The task |
Determine how many lines below include the string "Verification". Reply with the number only.

Stored entries:
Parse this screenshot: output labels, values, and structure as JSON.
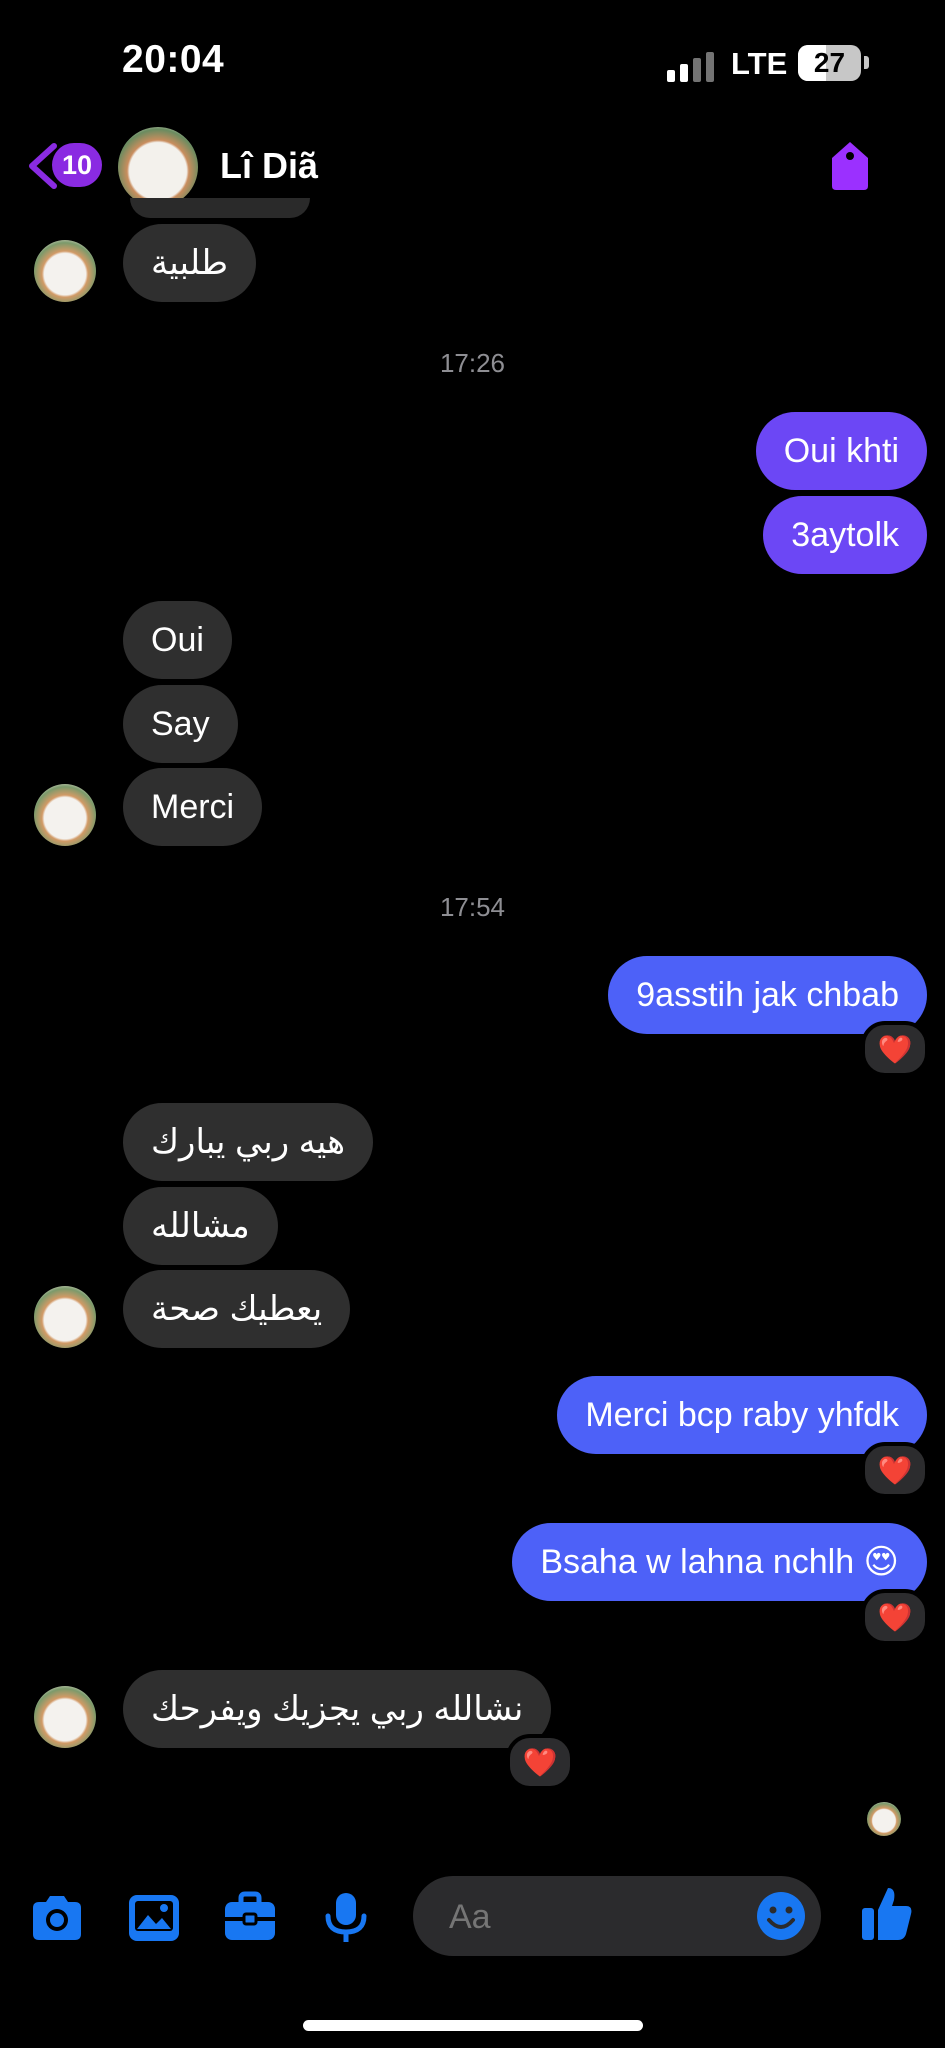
{
  "status_bar": {
    "time": "20:04",
    "network": "LTE",
    "battery": "27"
  },
  "header": {
    "back_count": "10",
    "contact_name": "Lî Diã"
  },
  "timestamps": [
    "17:26",
    "17:54"
  ],
  "messages": {
    "m0": "طلبية",
    "m1": "Oui khti",
    "m2": "3aytolk",
    "m3": "Oui",
    "m4": "Say",
    "m5": "Merci",
    "m6": "9asstih jak chbab",
    "m7": "هيه ربي يبارك",
    "m8": "مشالله",
    "m9": "يعطيك صحة",
    "m10": "Merci bcp raby yhfdk",
    "m11": "Bsaha w lahna nchlh 😍",
    "m12": "نشالله  ربي  يجزيك ويفرحك"
  },
  "reactions": {
    "heart": "❤️"
  },
  "composer": {
    "placeholder": "Aa"
  },
  "colors": {
    "outgoing": "#6c47f5",
    "outgoing_blue": "#4d61f8",
    "incoming": "#2f2f2f",
    "accent_purple": "#8a2be2",
    "toolbar_blue": "#1877f2"
  },
  "toolbar_icons": [
    "camera-icon",
    "image-icon",
    "briefcase-icon",
    "microphone-icon",
    "emoji-icon",
    "thumbs-up-icon"
  ]
}
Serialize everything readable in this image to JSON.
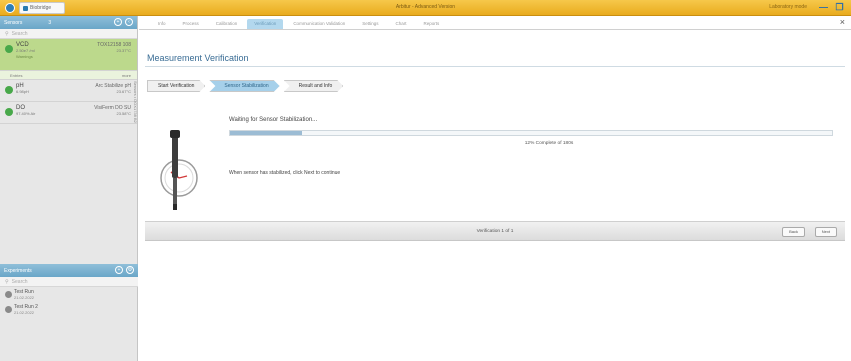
{
  "window": {
    "app_tab_label": "Biobridge",
    "title": "Arbitur - Advanced Version",
    "mode_label": "Laboratory mode",
    "minimize": "—",
    "restore": "❐"
  },
  "sidebar": {
    "sensors_header": "Sensors",
    "sensors_count": "3",
    "search_placeholder": "Search",
    "vertical_label": "Sensors • DOX1738 B2",
    "sensors": [
      {
        "name": "VCD",
        "sub": "2.50e7 /ml",
        "id": "TOX12158 108",
        "id2": "23.37°C",
        "warning": "Warnings",
        "status_color": "#48a84a"
      },
      {
        "name": "pH",
        "sub": "6.98pH",
        "id": "Arc Stabilize pH",
        "id2": "23.67°C",
        "status_color": "#48a84a"
      },
      {
        "name": "DO",
        "sub": "97.40% Air",
        "id": "VisiFerm DO SU",
        "id2": "23.58°C",
        "status_color": "#48a84a"
      }
    ],
    "entries_label": "Entries",
    "entries_more": "more",
    "experiments_header": "Experiments",
    "experiments_search": "Search",
    "experiments": [
      {
        "name": "Test Run",
        "sub": "21.02.2022"
      },
      {
        "name": "Test Run 2",
        "sub": "21.02.2022"
      }
    ]
  },
  "main": {
    "tabs": [
      {
        "label": "Info",
        "active": false
      },
      {
        "label": "Process",
        "active": false
      },
      {
        "label": "Calibration",
        "active": false
      },
      {
        "label": "Verification",
        "active": true
      },
      {
        "label": "Communication Validation",
        "active": false
      },
      {
        "label": "Settings",
        "active": false
      },
      {
        "label": "Chart",
        "active": false
      },
      {
        "label": "Reports",
        "active": false
      }
    ],
    "close_label": "×",
    "page_title": "Measurement Verification",
    "steps": [
      {
        "label": "Start Verification",
        "active": false
      },
      {
        "label": "Sensor Stabilization",
        "active": true
      },
      {
        "label": "Result and Info",
        "active": false
      }
    ],
    "wait_title": "Waiting for Sensor Stabilization...",
    "progress_fraction": 0.12,
    "progress_text": "12% Complete of 180s",
    "stabilize_msg": "When sensor has stabilized, click Next to continue",
    "footer_text": "Verification 1 of 1",
    "back_label": "Back",
    "next_label": "Next"
  },
  "colors": {
    "accent": "#6aa6c8",
    "selected_sensor": "#bcd98c",
    "title_bar": "#e9ab1e"
  },
  "icons": {
    "app": "app-logo-icon",
    "search": "search-icon",
    "sensor_illustration": "sensor-probe-icon"
  }
}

Solution for this exercise |
4